In the records that follow, find each line containing "caption" and copy it.
━━━ Extracted records
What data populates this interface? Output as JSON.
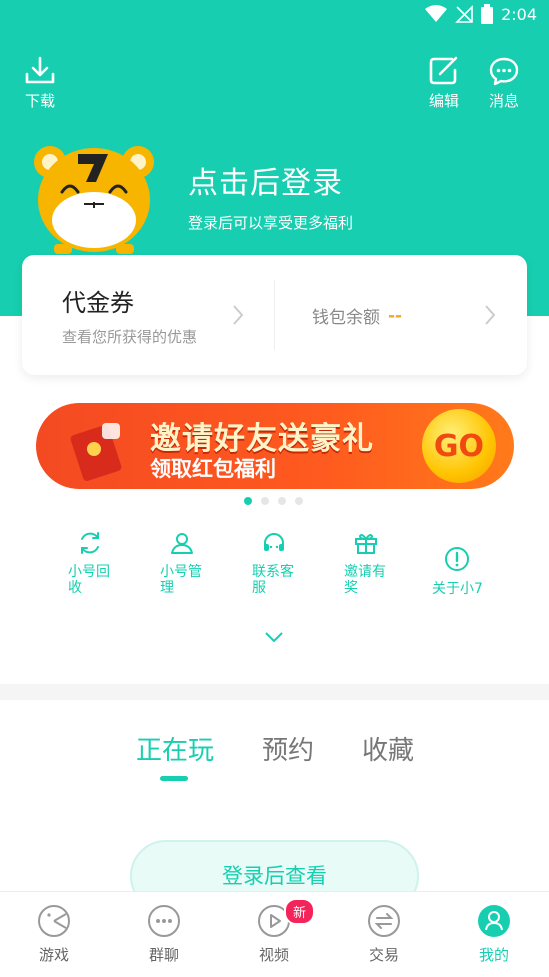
{
  "status_bar": {
    "time": "2:04"
  },
  "header": {
    "download_label": "下载",
    "edit_label": "编辑",
    "messages_label": "消息",
    "login_title": "点击后登录",
    "login_subtitle": "登录后可以享受更多福利"
  },
  "card": {
    "voucher_title": "代金券",
    "voucher_subtitle": "查看您所获得的优惠",
    "wallet_label": "钱包余额",
    "wallet_value": "--"
  },
  "banner": {
    "title": "邀请好友送豪礼",
    "subtitle": "领取红包福利",
    "go_label": "GO",
    "active_page": 1,
    "total_pages": 4
  },
  "quick_menu": [
    {
      "label": "小号回收",
      "icon": "recycle-icon"
    },
    {
      "label": "小号管理",
      "icon": "account-manage-icon"
    },
    {
      "label": "联系客服",
      "icon": "headset-icon"
    },
    {
      "label": "邀请有奖",
      "icon": "gift-icon"
    },
    {
      "label": "关于小7",
      "icon": "info-icon"
    }
  ],
  "tabs": [
    {
      "label": "正在玩",
      "active": true
    },
    {
      "label": "预约",
      "active": false
    },
    {
      "label": "收藏",
      "active": false
    }
  ],
  "view_button_label": "登录后查看",
  "bottom_nav": [
    {
      "label": "游戏",
      "icon": "game-icon",
      "active": false
    },
    {
      "label": "群聊",
      "icon": "chat-icon",
      "active": false
    },
    {
      "label": "视频",
      "icon": "video-icon",
      "active": false,
      "badge": "新"
    },
    {
      "label": "交易",
      "icon": "trade-icon",
      "active": false
    },
    {
      "label": "我的",
      "icon": "profile-icon",
      "active": true
    }
  ],
  "colors": {
    "accent": "#17cfb0",
    "wallet_value": "#f5a623",
    "badge": "#f4245a"
  }
}
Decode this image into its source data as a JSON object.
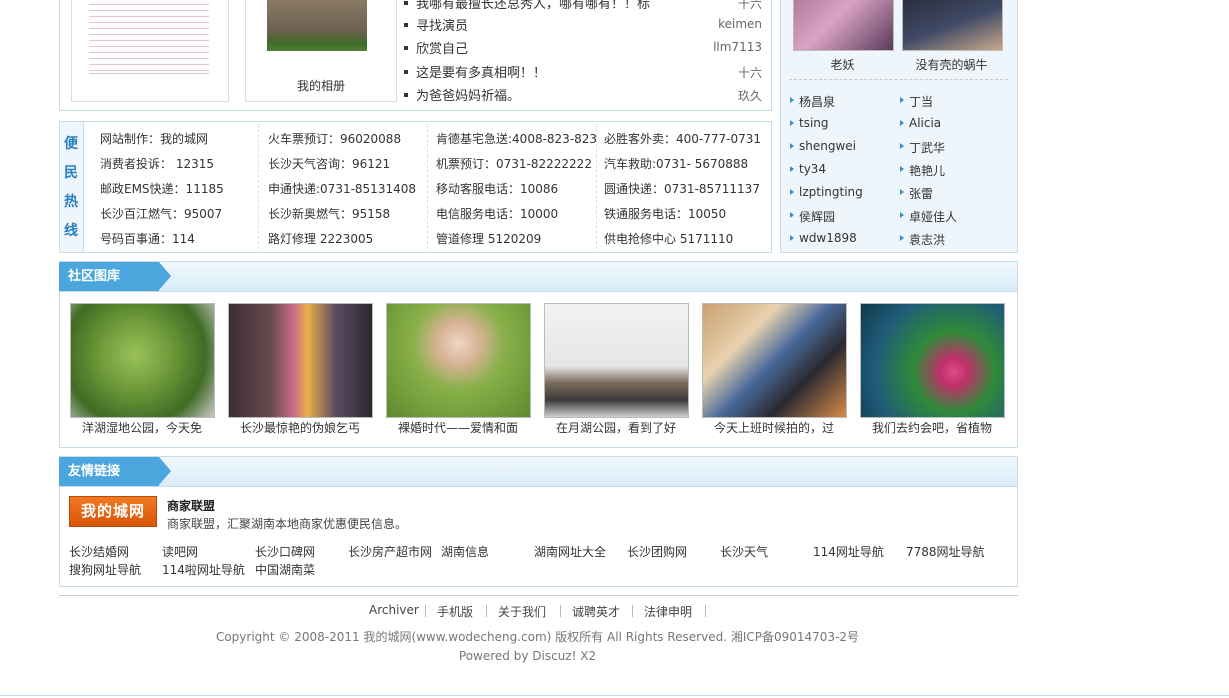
{
  "album": {
    "label": "我的相册"
  },
  "news": [
    {
      "title": "我哪有最擅长还总秀人，哪有哪有！！标",
      "author": "十六"
    },
    {
      "title": "寻找演员",
      "author": "keimen"
    },
    {
      "title": "欣赏自己",
      "author": "llm7113"
    },
    {
      "title": "这是要有多真相啊！！",
      "author": "十六"
    },
    {
      "title": "为爸爸妈妈祈福。",
      "author": "玖久"
    }
  ],
  "top_avatars": [
    {
      "name": "老妖"
    },
    {
      "name": "没有壳的蜗牛"
    }
  ],
  "hotline": {
    "label_chars": [
      "便",
      "民",
      "热",
      "线"
    ],
    "rows": [
      [
        "网站制作：我的城网",
        "火车票预订：96020088",
        "肯德基宅急送:4008-823-823",
        "必胜客外卖：400-777-0731"
      ],
      [
        "消费者投诉： 12315",
        "长沙天气咨询：96121",
        "机票预订：0731-82222222",
        "汽车救助:0731- 5670888"
      ],
      [
        "邮政EMS快递：11185",
        "申通快递:0731-85131408",
        "移动客服电话：10086",
        "圆通快递：0731-85711137"
      ],
      [
        "长沙百江燃气：95007",
        "长沙新奥燃气：95158",
        "电信服务电话：10000",
        "铁通服务电话：10050"
      ],
      [
        "号码百事通：114",
        "路灯修理 2223005",
        "管道修理 5120209",
        "供电抢修中心 5171110"
      ]
    ]
  },
  "users": [
    [
      "杨昌泉",
      "丁当"
    ],
    [
      "tsing",
      "Alicia"
    ],
    [
      "shengwei",
      "丁武华"
    ],
    [
      "ty34",
      "艳艳儿"
    ],
    [
      "lzptingting",
      "张雷"
    ],
    [
      "侯辉园",
      "卓娅佳人"
    ],
    [
      "wdw1898",
      "袁志洪"
    ]
  ],
  "gallery": {
    "title": "社区图库",
    "items": [
      {
        "caption": "洋湖湿地公园，今天免"
      },
      {
        "caption": "长沙最惊艳的伪娘乞丐"
      },
      {
        "caption": "裸婚时代——爱情和面"
      },
      {
        "caption": "在月湖公园，看到了好"
      },
      {
        "caption": "今天上班时候拍的，过"
      },
      {
        "caption": "我们去约会吧，省植物"
      }
    ]
  },
  "friends": {
    "title": "友情链接",
    "logo_text": "我的城网",
    "partner_title": "商家联盟",
    "partner_desc": "商家联盟，汇聚湖南本地商家优惠便民信息。",
    "links_row1": [
      "长沙结婚网",
      "读吧网",
      "长沙口碑网",
      "长沙房产超市网",
      "湖南信息",
      "湖南网址大全",
      "长沙团购网",
      "长沙天气",
      "114网址导航",
      "7788网址导航"
    ],
    "links_row2": [
      "搜狗网址导航",
      "114啦网址导航",
      "中国湖南菜"
    ]
  },
  "footer": {
    "nav": [
      "Archiver",
      "手机版",
      "关于我们",
      "诚聘英才",
      "法律申明"
    ],
    "copyright": "Copyright © 2008-2011 我的城网(www.wodecheng.com) 版权所有 All Rights Reserved. 湘ICP备09014703-2号",
    "powered": "Powered by Discuz! X2"
  },
  "colors": {
    "accent": "#4aa6dd",
    "border": "#c9dde9",
    "user_bg": "#eef6fc"
  }
}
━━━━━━
Your solution:
        "caption": "洋湖湿地公园，今天免"
        "caption": "长沙最惊艳的伪娘乞丐"
        "caption": "裸婚时代——爱情和面"
        "caption": "在月湖公园，看到了好"
        "caption": "今天上班时候拍的，过"
        "caption": "我们去约会吧，省植物"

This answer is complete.